INFORMATION SUPPLIED: Begin

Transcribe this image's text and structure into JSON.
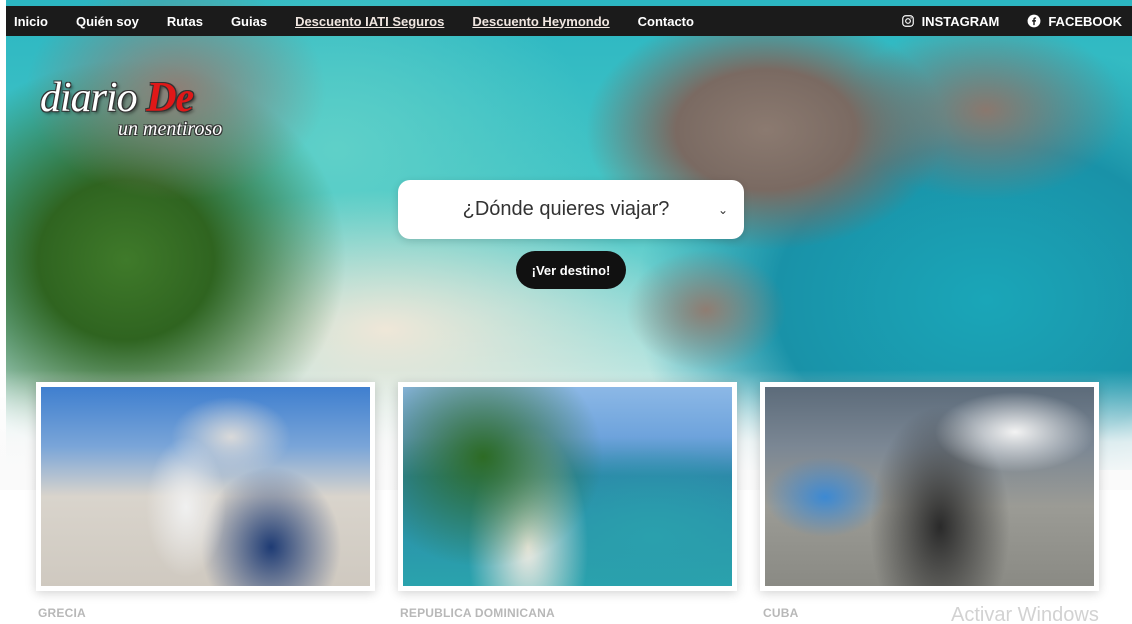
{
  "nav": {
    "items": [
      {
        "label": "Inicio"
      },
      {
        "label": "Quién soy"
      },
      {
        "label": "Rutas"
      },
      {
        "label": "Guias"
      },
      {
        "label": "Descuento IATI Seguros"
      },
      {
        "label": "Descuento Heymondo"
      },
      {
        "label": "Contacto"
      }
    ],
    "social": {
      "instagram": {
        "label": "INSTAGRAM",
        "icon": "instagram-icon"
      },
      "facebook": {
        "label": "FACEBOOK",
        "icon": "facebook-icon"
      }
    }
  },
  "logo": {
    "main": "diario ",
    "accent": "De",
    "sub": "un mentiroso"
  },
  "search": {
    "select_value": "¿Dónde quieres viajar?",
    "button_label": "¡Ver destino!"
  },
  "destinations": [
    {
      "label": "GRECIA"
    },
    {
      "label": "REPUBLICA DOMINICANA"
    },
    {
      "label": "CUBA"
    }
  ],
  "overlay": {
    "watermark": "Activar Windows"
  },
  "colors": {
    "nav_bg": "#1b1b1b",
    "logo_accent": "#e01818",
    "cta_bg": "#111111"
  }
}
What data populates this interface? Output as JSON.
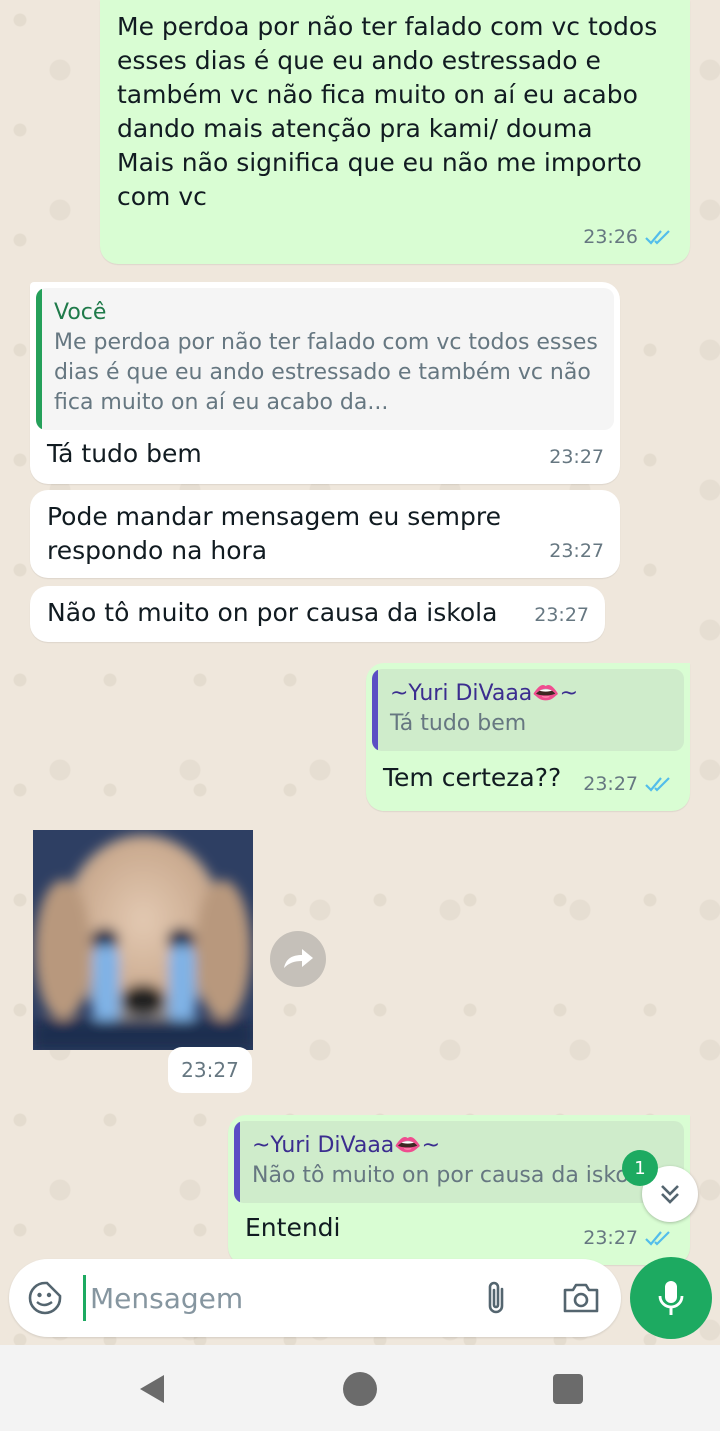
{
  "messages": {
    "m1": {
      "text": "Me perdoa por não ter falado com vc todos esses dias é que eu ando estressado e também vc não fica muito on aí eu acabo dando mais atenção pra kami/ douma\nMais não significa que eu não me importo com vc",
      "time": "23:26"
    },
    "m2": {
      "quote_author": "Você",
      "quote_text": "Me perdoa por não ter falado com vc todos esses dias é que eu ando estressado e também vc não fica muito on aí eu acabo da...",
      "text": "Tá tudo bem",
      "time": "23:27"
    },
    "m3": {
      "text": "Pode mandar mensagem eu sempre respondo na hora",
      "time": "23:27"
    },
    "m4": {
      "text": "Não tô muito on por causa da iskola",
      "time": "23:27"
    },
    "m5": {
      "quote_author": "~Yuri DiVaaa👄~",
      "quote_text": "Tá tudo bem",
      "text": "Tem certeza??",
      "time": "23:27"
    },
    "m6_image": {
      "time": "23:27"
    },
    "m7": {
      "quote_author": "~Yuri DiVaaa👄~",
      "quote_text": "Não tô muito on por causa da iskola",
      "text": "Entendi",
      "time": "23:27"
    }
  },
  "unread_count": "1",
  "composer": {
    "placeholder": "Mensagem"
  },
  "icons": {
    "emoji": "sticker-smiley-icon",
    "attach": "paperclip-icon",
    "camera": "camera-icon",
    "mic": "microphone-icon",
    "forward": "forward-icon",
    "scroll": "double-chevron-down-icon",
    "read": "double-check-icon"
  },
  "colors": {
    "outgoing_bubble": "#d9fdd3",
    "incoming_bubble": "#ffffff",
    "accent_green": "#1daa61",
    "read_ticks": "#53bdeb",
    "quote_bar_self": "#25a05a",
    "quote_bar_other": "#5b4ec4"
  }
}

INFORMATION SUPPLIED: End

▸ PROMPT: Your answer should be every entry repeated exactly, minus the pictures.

▸ EXERCISE RESPONSE:
Transcribe this image's text and structure into JSON.
{
  "nav": {
    "items": [
      {
        "label": "Inicio"
      },
      {
        "label": "Quién soy"
      },
      {
        "label": "Rutas"
      },
      {
        "label": "Guias"
      },
      {
        "label": "Descuento IATI Seguros"
      },
      {
        "label": "Descuento Heymondo"
      },
      {
        "label": "Contacto"
      }
    ],
    "social": {
      "instagram": {
        "label": "INSTAGRAM",
        "icon": "instagram-icon"
      },
      "facebook": {
        "label": "FACEBOOK",
        "icon": "facebook-icon"
      }
    }
  },
  "logo": {
    "main": "diario ",
    "accent": "De",
    "sub": "un mentiroso"
  },
  "search": {
    "select_value": "¿Dónde quieres viajar?",
    "button_label": "¡Ver destino!"
  },
  "destinations": [
    {
      "label": "GRECIA"
    },
    {
      "label": "REPUBLICA DOMINICANA"
    },
    {
      "label": "CUBA"
    }
  ],
  "overlay": {
    "watermark": "Activar Windows"
  },
  "colors": {
    "nav_bg": "#1b1b1b",
    "logo_accent": "#e01818",
    "cta_bg": "#111111"
  }
}
What data populates this interface? Output as JSON.
{
  "messages": {
    "m1": {
      "text": "Me perdoa por não ter falado com vc todos esses dias é que eu ando estressado e também vc não fica muito on aí eu acabo dando mais atenção pra kami/ douma\nMais não significa que eu não me importo com vc",
      "time": "23:26"
    },
    "m2": {
      "quote_author": "Você",
      "quote_text": "Me perdoa por não ter falado com vc todos esses dias é que eu ando estressado e também vc não fica muito on aí eu acabo da...",
      "text": "Tá tudo bem",
      "time": "23:27"
    },
    "m3": {
      "text": "Pode mandar mensagem eu sempre respondo na hora",
      "time": "23:27"
    },
    "m4": {
      "text": "Não tô muito on por causa da iskola",
      "time": "23:27"
    },
    "m5": {
      "quote_author": "~Yuri DiVaaa👄~",
      "quote_text": "Tá tudo bem",
      "text": "Tem certeza??",
      "time": "23:27"
    },
    "m6_image": {
      "time": "23:27"
    },
    "m7": {
      "quote_author": "~Yuri DiVaaa👄~",
      "quote_text": "Não tô muito on por causa da iskola",
      "text": "Entendi",
      "time": "23:27"
    }
  },
  "unread_count": "1",
  "composer": {
    "placeholder": "Mensagem"
  },
  "icons": {
    "emoji": "sticker-smiley-icon",
    "attach": "paperclip-icon",
    "camera": "camera-icon",
    "mic": "microphone-icon",
    "forward": "forward-icon",
    "scroll": "double-chevron-down-icon",
    "read": "double-check-icon"
  },
  "colors": {
    "outgoing_bubble": "#d9fdd3",
    "incoming_bubble": "#ffffff",
    "accent_green": "#1daa61",
    "read_ticks": "#53bdeb",
    "quote_bar_self": "#25a05a",
    "quote_bar_other": "#5b4ec4"
  }
}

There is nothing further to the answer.